[Dataset rows for apps and sites]

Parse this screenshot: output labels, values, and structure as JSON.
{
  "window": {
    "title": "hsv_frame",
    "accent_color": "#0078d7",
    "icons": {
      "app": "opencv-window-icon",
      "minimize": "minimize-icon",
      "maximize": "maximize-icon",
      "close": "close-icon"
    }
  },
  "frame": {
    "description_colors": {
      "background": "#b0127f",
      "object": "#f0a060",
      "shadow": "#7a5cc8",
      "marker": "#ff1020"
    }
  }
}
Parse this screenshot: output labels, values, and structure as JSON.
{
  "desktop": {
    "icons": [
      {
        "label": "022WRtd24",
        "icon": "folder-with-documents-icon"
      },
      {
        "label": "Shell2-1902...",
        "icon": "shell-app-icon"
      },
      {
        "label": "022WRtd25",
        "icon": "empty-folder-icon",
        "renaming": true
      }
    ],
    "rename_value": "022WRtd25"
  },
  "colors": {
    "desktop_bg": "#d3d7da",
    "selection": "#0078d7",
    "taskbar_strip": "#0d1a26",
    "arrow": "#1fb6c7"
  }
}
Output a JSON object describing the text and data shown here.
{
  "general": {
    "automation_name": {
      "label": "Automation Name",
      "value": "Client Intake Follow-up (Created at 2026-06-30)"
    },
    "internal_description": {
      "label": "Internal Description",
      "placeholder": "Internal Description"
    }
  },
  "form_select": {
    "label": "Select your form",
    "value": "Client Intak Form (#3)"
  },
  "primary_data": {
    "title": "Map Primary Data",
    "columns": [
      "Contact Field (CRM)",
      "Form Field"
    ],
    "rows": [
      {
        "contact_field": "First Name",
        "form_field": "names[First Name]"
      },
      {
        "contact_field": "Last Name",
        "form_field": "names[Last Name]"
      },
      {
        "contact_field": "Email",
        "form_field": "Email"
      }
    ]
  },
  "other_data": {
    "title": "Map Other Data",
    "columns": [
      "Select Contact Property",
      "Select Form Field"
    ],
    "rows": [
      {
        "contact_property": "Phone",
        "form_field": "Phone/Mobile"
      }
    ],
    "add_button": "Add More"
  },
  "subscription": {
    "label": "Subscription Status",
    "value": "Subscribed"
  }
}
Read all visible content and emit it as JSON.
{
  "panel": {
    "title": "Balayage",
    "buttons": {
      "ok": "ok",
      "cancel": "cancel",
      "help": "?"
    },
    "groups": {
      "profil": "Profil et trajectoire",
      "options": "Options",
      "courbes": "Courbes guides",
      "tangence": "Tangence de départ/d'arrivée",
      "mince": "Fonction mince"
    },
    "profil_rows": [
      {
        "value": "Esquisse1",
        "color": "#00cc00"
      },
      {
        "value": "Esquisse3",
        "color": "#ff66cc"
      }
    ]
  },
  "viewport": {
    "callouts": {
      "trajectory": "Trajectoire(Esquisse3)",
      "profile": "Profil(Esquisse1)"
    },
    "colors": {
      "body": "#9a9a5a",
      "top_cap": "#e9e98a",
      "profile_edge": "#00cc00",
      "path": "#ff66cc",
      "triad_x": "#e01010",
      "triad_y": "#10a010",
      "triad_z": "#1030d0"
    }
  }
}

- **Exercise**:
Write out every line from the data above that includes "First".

- **Task answer**:
        "contact_field": "First Name",
        "form_field": "names[First Name]"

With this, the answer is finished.